> Task prompt:
Would you output all the data exactly as it stands?

> Given records:

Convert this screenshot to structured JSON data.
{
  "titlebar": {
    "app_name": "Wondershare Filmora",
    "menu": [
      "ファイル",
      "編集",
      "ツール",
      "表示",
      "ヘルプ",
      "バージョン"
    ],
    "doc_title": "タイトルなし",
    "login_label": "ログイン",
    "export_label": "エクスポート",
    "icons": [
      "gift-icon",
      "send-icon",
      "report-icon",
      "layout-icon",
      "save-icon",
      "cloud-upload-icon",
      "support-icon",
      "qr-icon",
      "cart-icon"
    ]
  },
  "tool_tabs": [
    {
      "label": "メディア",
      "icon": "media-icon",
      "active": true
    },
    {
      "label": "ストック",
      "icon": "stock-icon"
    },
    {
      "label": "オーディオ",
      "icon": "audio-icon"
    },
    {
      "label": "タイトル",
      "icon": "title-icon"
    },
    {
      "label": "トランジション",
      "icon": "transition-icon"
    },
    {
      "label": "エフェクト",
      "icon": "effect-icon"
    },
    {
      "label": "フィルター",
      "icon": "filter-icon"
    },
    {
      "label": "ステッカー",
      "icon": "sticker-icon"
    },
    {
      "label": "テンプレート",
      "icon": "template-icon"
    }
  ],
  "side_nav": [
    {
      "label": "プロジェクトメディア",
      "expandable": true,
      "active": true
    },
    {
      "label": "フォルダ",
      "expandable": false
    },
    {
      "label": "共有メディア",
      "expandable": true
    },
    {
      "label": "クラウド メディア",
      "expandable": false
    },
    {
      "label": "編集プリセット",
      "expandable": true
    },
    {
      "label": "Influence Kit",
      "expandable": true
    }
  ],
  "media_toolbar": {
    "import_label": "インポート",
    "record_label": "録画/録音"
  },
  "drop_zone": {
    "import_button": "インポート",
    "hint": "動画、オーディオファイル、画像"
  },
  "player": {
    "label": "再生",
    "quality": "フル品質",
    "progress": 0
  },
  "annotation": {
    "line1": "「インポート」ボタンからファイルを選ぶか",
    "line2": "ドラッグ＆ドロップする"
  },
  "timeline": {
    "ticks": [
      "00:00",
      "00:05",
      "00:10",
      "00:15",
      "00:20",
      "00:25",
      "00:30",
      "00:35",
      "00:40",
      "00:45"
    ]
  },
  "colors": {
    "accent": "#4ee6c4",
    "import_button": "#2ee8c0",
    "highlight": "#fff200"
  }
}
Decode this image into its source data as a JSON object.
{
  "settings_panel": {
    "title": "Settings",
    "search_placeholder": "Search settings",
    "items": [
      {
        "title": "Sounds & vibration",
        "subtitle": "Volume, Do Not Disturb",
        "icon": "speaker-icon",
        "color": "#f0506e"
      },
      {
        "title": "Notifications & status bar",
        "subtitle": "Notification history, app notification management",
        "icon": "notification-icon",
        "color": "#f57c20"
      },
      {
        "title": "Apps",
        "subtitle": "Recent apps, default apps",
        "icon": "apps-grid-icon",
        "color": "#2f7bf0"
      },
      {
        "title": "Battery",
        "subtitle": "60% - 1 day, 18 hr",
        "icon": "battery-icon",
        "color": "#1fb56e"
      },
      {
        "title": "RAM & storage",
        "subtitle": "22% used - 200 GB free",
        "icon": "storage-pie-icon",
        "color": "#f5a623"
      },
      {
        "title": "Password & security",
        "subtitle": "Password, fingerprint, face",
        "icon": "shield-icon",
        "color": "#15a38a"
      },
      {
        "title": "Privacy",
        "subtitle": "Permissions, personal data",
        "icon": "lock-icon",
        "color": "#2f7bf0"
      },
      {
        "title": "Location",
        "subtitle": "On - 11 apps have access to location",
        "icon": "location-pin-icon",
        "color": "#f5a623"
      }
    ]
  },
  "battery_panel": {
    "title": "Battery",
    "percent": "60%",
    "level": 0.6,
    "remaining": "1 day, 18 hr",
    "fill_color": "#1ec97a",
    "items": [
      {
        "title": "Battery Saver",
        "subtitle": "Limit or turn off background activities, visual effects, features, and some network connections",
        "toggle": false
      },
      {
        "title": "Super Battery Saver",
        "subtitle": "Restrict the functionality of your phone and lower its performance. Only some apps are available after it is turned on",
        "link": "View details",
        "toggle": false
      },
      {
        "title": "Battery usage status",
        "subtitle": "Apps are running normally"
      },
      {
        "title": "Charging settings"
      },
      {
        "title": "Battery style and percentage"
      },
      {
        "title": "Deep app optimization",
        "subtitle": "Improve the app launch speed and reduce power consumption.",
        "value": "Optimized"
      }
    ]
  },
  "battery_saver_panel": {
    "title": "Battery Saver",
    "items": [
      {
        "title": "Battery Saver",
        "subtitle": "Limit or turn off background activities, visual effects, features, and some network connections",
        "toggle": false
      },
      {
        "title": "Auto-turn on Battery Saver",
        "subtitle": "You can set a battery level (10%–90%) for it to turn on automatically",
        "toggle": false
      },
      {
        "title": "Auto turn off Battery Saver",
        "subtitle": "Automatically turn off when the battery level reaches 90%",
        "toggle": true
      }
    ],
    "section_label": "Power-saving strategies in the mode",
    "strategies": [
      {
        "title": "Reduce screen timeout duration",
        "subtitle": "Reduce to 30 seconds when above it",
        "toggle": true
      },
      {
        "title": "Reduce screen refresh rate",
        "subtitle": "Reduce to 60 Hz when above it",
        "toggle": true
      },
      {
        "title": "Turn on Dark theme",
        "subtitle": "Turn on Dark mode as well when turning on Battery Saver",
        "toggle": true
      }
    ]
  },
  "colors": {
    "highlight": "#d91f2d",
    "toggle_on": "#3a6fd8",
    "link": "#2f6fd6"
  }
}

> Result below:
Convert this screenshot to structured JSON data.
{
  "titlebar": {
    "app_name": "Wondershare Filmora",
    "menu": [
      "ファイル",
      "編集",
      "ツール",
      "表示",
      "ヘルプ",
      "バージョン"
    ],
    "doc_title": "タイトルなし",
    "login_label": "ログイン",
    "export_label": "エクスポート",
    "icons": [
      "gift-icon",
      "send-icon",
      "report-icon",
      "layout-icon",
      "save-icon",
      "cloud-upload-icon",
      "support-icon",
      "qr-icon",
      "cart-icon"
    ]
  },
  "tool_tabs": [
    {
      "label": "メディア",
      "icon": "media-icon",
      "active": true
    },
    {
      "label": "ストック",
      "icon": "stock-icon"
    },
    {
      "label": "オーディオ",
      "icon": "audio-icon"
    },
    {
      "label": "タイトル",
      "icon": "title-icon"
    },
    {
      "label": "トランジション",
      "icon": "transition-icon"
    },
    {
      "label": "エフェクト",
      "icon": "effect-icon"
    },
    {
      "label": "フィルター",
      "icon": "filter-icon"
    },
    {
      "label": "ステッカー",
      "icon": "sticker-icon"
    },
    {
      "label": "テンプレート",
      "icon": "template-icon"
    }
  ],
  "side_nav": [
    {
      "label": "プロジェクトメディア",
      "expandable": true,
      "active": true
    },
    {
      "label": "フォルダ",
      "expandable": false
    },
    {
      "label": "共有メディア",
      "expandable": true
    },
    {
      "label": "クラウド メディア",
      "expandable": false
    },
    {
      "label": "編集プリセット",
      "expandable": true
    },
    {
      "label": "Influence Kit",
      "expandable": true
    }
  ],
  "media_toolbar": {
    "import_label": "インポート",
    "record_label": "録画/録音"
  },
  "drop_zone": {
    "import_button": "インポート",
    "hint": "動画、オーディオファイル、画像"
  },
  "player": {
    "label": "再生",
    "quality": "フル品質",
    "progress": 0
  },
  "annotation": {
    "line1": "「インポート」ボタンからファイルを選ぶか",
    "line2": "ドラッグ＆ドロップする"
  },
  "timeline": {
    "ticks": [
      "00:00",
      "00:05",
      "00:10",
      "00:15",
      "00:20",
      "00:25",
      "00:30",
      "00:35",
      "00:40",
      "00:45"
    ]
  },
  "colors": {
    "accent": "#4ee6c4",
    "import_button": "#2ee8c0",
    "highlight": "#fff200"
  }
}
Decode this image into its source data as a JSON object.
{
  "settings_panel": {
    "title": "Settings",
    "search_placeholder": "Search settings",
    "items": [
      {
        "title": "Sounds & vibration",
        "subtitle": "Volume, Do Not Disturb",
        "icon": "speaker-icon",
        "color": "#f0506e"
      },
      {
        "title": "Notifications & status bar",
        "subtitle": "Notification history, app notification management",
        "icon": "notification-icon",
        "color": "#f57c20"
      },
      {
        "title": "Apps",
        "subtitle": "Recent apps, default apps",
        "icon": "apps-grid-icon",
        "color": "#2f7bf0"
      },
      {
        "title": "Battery",
        "subtitle": "60% - 1 day, 18 hr",
        "icon": "battery-icon",
        "color": "#1fb56e"
      },
      {
        "title": "RAM & storage",
        "subtitle": "22% used - 200 GB free",
        "icon": "storage-pie-icon",
        "color": "#f5a623"
      },
      {
        "title": "Password & security",
        "subtitle": "Password, fingerprint, face",
        "icon": "shield-icon",
        "color": "#15a38a"
      },
      {
        "title": "Privacy",
        "subtitle": "Permissions, personal data",
        "icon": "lock-icon",
        "color": "#2f7bf0"
      },
      {
        "title": "Location",
        "subtitle": "On - 11 apps have access to location",
        "icon": "location-pin-icon",
        "color": "#f5a623"
      }
    ]
  },
  "battery_panel": {
    "title": "Battery",
    "percent": "60%",
    "level": 0.6,
    "remaining": "1 day, 18 hr",
    "fill_color": "#1ec97a",
    "items": [
      {
        "title": "Battery Saver",
        "subtitle": "Limit or turn off background activities, visual effects, features, and some network connections",
        "toggle": false
      },
      {
        "title": "Super Battery Saver",
        "subtitle": "Restrict the functionality of your phone and lower its performance. Only some apps are available after it is turned on",
        "link": "View details",
        "toggle": false
      },
      {
        "title": "Battery usage status",
        "subtitle": "Apps are running normally"
      },
      {
        "title": "Charging settings"
      },
      {
        "title": "Battery style and percentage"
      },
      {
        "title": "Deep app optimization",
        "subtitle": "Improve the app launch speed and reduce power consumption.",
        "value": "Optimized"
      }
    ]
  },
  "battery_saver_panel": {
    "title": "Battery Saver",
    "items": [
      {
        "title": "Battery Saver",
        "subtitle": "Limit or turn off background activities, visual effects, features, and some network connections",
        "toggle": false
      },
      {
        "title": "Auto-turn on Battery Saver",
        "subtitle": "You can set a battery level (10%–90%) for it to turn on automatically",
        "toggle": false
      },
      {
        "title": "Auto turn off Battery Saver",
        "subtitle": "Automatically turn off when the battery level reaches 90%",
        "toggle": true
      }
    ],
    "section_label": "Power-saving strategies in the mode",
    "strategies": [
      {
        "title": "Reduce screen timeout duration",
        "subtitle": "Reduce to 30 seconds when above it",
        "toggle": true
      },
      {
        "title": "Reduce screen refresh rate",
        "subtitle": "Reduce to 60 Hz when above it",
        "toggle": true
      },
      {
        "title": "Turn on Dark theme",
        "subtitle": "Turn on Dark mode as well when turning on Battery Saver",
        "toggle": true
      }
    ]
  },
  "colors": {
    "highlight": "#d91f2d",
    "toggle_on": "#3a6fd8",
    "link": "#2f6fd6"
  }
}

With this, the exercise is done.